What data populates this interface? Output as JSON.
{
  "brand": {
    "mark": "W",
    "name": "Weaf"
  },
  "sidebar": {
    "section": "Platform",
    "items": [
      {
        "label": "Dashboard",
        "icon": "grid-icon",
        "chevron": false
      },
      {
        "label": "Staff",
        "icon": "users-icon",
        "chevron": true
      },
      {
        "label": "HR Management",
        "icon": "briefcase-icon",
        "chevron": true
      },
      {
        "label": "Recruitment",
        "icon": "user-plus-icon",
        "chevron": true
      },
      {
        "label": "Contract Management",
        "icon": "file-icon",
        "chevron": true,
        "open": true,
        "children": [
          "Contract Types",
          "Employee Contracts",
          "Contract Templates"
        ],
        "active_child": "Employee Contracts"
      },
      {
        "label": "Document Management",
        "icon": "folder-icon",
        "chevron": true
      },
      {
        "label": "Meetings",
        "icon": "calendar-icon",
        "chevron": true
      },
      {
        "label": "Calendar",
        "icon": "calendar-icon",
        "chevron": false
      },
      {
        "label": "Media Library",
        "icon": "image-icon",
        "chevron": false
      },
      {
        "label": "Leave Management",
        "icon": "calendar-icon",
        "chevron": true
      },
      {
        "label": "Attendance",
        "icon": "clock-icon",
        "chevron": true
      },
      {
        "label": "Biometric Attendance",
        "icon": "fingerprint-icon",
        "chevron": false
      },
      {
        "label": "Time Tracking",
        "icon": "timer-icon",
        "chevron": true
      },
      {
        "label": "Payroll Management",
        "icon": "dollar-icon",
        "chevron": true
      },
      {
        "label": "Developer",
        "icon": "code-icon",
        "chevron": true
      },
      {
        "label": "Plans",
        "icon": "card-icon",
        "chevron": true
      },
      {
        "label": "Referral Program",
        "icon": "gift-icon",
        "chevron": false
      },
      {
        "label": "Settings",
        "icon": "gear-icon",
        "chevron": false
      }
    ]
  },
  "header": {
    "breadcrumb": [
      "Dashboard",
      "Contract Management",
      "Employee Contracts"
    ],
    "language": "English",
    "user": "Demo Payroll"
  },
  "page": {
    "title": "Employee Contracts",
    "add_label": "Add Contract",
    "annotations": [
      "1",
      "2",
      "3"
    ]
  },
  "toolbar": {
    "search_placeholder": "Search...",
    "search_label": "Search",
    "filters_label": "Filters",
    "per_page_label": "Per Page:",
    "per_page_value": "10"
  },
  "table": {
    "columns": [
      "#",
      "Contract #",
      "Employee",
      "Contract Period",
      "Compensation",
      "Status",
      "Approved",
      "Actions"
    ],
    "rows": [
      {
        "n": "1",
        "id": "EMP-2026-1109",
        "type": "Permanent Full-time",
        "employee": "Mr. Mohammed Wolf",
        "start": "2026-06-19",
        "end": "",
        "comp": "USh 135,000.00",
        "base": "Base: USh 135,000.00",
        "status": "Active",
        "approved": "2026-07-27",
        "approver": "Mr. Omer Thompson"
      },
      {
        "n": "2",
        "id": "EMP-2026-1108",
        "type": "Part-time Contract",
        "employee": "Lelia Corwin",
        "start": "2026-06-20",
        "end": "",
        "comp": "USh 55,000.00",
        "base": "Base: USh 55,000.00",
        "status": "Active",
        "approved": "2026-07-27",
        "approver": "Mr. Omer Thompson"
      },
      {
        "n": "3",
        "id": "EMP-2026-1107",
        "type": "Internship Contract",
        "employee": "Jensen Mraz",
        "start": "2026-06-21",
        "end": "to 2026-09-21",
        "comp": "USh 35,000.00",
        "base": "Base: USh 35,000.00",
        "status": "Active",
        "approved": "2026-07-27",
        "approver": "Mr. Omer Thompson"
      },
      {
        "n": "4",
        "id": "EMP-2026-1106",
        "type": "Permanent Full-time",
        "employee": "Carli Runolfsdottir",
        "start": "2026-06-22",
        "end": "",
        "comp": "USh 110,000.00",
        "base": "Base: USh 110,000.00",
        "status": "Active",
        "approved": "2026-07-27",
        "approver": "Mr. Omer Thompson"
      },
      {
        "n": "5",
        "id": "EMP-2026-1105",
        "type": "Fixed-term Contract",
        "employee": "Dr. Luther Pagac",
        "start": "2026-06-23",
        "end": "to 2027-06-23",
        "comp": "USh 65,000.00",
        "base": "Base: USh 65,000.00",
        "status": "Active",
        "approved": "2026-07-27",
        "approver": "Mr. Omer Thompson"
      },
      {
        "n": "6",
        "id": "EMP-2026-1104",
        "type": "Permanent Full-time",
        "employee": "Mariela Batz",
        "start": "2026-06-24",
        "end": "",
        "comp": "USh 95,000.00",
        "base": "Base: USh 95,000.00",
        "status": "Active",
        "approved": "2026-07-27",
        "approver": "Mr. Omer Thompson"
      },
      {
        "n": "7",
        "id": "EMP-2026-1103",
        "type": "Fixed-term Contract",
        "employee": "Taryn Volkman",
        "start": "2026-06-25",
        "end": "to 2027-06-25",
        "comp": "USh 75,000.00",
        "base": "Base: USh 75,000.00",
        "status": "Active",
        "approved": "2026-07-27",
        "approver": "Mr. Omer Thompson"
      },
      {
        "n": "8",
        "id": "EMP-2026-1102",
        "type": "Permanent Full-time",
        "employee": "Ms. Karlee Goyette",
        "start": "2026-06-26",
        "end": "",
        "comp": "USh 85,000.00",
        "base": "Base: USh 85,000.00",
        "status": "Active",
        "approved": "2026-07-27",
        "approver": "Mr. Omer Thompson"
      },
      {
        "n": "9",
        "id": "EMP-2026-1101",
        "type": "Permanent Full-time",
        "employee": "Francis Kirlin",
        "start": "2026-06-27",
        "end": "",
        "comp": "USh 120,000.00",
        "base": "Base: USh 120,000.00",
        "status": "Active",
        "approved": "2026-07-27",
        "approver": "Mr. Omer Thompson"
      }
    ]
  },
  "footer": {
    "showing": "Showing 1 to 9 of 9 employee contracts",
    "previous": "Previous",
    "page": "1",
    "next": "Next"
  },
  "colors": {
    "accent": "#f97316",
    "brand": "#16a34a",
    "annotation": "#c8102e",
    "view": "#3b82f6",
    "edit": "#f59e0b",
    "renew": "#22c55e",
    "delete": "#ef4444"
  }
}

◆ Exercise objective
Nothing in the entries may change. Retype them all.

◆ Solution below
What data populates this interface? Output as JSON.
{
  "brand": {
    "mark": "W",
    "name": "Weaf"
  },
  "sidebar": {
    "section": "Platform",
    "items": [
      {
        "label": "Dashboard",
        "icon": "grid-icon",
        "chevron": false
      },
      {
        "label": "Staff",
        "icon": "users-icon",
        "chevron": true
      },
      {
        "label": "HR Management",
        "icon": "briefcase-icon",
        "chevron": true
      },
      {
        "label": "Recruitment",
        "icon": "user-plus-icon",
        "chevron": true
      },
      {
        "label": "Contract Management",
        "icon": "file-icon",
        "chevron": true,
        "open": true,
        "children": [
          "Contract Types",
          "Employee Contracts",
          "Contract Templates"
        ],
        "active_child": "Employee Contracts"
      },
      {
        "label": "Document Management",
        "icon": "folder-icon",
        "chevron": true
      },
      {
        "label": "Meetings",
        "icon": "calendar-icon",
        "chevron": true
      },
      {
        "label": "Calendar",
        "icon": "calendar-icon",
        "chevron": false
      },
      {
        "label": "Media Library",
        "icon": "image-icon",
        "chevron": false
      },
      {
        "label": "Leave Management",
        "icon": "calendar-icon",
        "chevron": true
      },
      {
        "label": "Attendance",
        "icon": "clock-icon",
        "chevron": true
      },
      {
        "label": "Biometric Attendance",
        "icon": "fingerprint-icon",
        "chevron": false
      },
      {
        "label": "Time Tracking",
        "icon": "timer-icon",
        "chevron": true
      },
      {
        "label": "Payroll Management",
        "icon": "dollar-icon",
        "chevron": true
      },
      {
        "label": "Developer",
        "icon": "code-icon",
        "chevron": true
      },
      {
        "label": "Plans",
        "icon": "card-icon",
        "chevron": true
      },
      {
        "label": "Referral Program",
        "icon": "gift-icon",
        "chevron": false
      },
      {
        "label": "Settings",
        "icon": "gear-icon",
        "chevron": false
      }
    ]
  },
  "header": {
    "breadcrumb": [
      "Dashboard",
      "Contract Management",
      "Employee Contracts"
    ],
    "language": "English",
    "user": "Demo Payroll"
  },
  "page": {
    "title": "Employee Contracts",
    "add_label": "Add Contract",
    "annotations": [
      "1",
      "2",
      "3"
    ]
  },
  "toolbar": {
    "search_placeholder": "Search...",
    "search_label": "Search",
    "filters_label": "Filters",
    "per_page_label": "Per Page:",
    "per_page_value": "10"
  },
  "table": {
    "columns": [
      "#",
      "Contract #",
      "Employee",
      "Contract Period",
      "Compensation",
      "Status",
      "Approved",
      "Actions"
    ],
    "rows": [
      {
        "n": "1",
        "id": "EMP-2026-1109",
        "type": "Permanent Full-time",
        "employee": "Mr. Mohammed Wolf",
        "start": "2026-06-19",
        "end": "",
        "comp": "USh 135,000.00",
        "base": "Base: USh 135,000.00",
        "status": "Active",
        "approved": "2026-07-27",
        "approver": "Mr. Omer Thompson"
      },
      {
        "n": "2",
        "id": "EMP-2026-1108",
        "type": "Part-time Contract",
        "employee": "Lelia Corwin",
        "start": "2026-06-20",
        "end": "",
        "comp": "USh 55,000.00",
        "base": "Base: USh 55,000.00",
        "status": "Active",
        "approved": "2026-07-27",
        "approver": "Mr. Omer Thompson"
      },
      {
        "n": "3",
        "id": "EMP-2026-1107",
        "type": "Internship Contract",
        "employee": "Jensen Mraz",
        "start": "2026-06-21",
        "end": "to 2026-09-21",
        "comp": "USh 35,000.00",
        "base": "Base: USh 35,000.00",
        "status": "Active",
        "approved": "2026-07-27",
        "approver": "Mr. Omer Thompson"
      },
      {
        "n": "4",
        "id": "EMP-2026-1106",
        "type": "Permanent Full-time",
        "employee": "Carli Runolfsdottir",
        "start": "2026-06-22",
        "end": "",
        "comp": "USh 110,000.00",
        "base": "Base: USh 110,000.00",
        "status": "Active",
        "approved": "2026-07-27",
        "approver": "Mr. Omer Thompson"
      },
      {
        "n": "5",
        "id": "EMP-2026-1105",
        "type": "Fixed-term Contract",
        "employee": "Dr. Luther Pagac",
        "start": "2026-06-23",
        "end": "to 2027-06-23",
        "comp": "USh 65,000.00",
        "base": "Base: USh 65,000.00",
        "status": "Active",
        "approved": "2026-07-27",
        "approver": "Mr. Omer Thompson"
      },
      {
        "n": "6",
        "id": "EMP-2026-1104",
        "type": "Permanent Full-time",
        "employee": "Mariela Batz",
        "start": "2026-06-24",
        "end": "",
        "comp": "USh 95,000.00",
        "base": "Base: USh 95,000.00",
        "status": "Active",
        "approved": "2026-07-27",
        "approver": "Mr. Omer Thompson"
      },
      {
        "n": "7",
        "id": "EMP-2026-1103",
        "type": "Fixed-term Contract",
        "employee": "Taryn Volkman",
        "start": "2026-06-25",
        "end": "to 2027-06-25",
        "comp": "USh 75,000.00",
        "base": "Base: USh 75,000.00",
        "status": "Active",
        "approved": "2026-07-27",
        "approver": "Mr. Omer Thompson"
      },
      {
        "n": "8",
        "id": "EMP-2026-1102",
        "type": "Permanent Full-time",
        "employee": "Ms. Karlee Goyette",
        "start": "2026-06-26",
        "end": "",
        "comp": "USh 85,000.00",
        "base": "Base: USh 85,000.00",
        "status": "Active",
        "approved": "2026-07-27",
        "approver": "Mr. Omer Thompson"
      },
      {
        "n": "9",
        "id": "EMP-2026-1101",
        "type": "Permanent Full-time",
        "employee": "Francis Kirlin",
        "start": "2026-06-27",
        "end": "",
        "comp": "USh 120,000.00",
        "base": "Base: USh 120,000.00",
        "status": "Active",
        "approved": "2026-07-27",
        "approver": "Mr. Omer Thompson"
      }
    ]
  },
  "footer": {
    "showing": "Showing 1 to 9 of 9 employee contracts",
    "previous": "Previous",
    "page": "1",
    "next": "Next"
  },
  "colors": {
    "accent": "#f97316",
    "brand": "#16a34a",
    "annotation": "#c8102e",
    "view": "#3b82f6",
    "edit": "#f59e0b",
    "renew": "#22c55e",
    "delete": "#ef4444"
  }
}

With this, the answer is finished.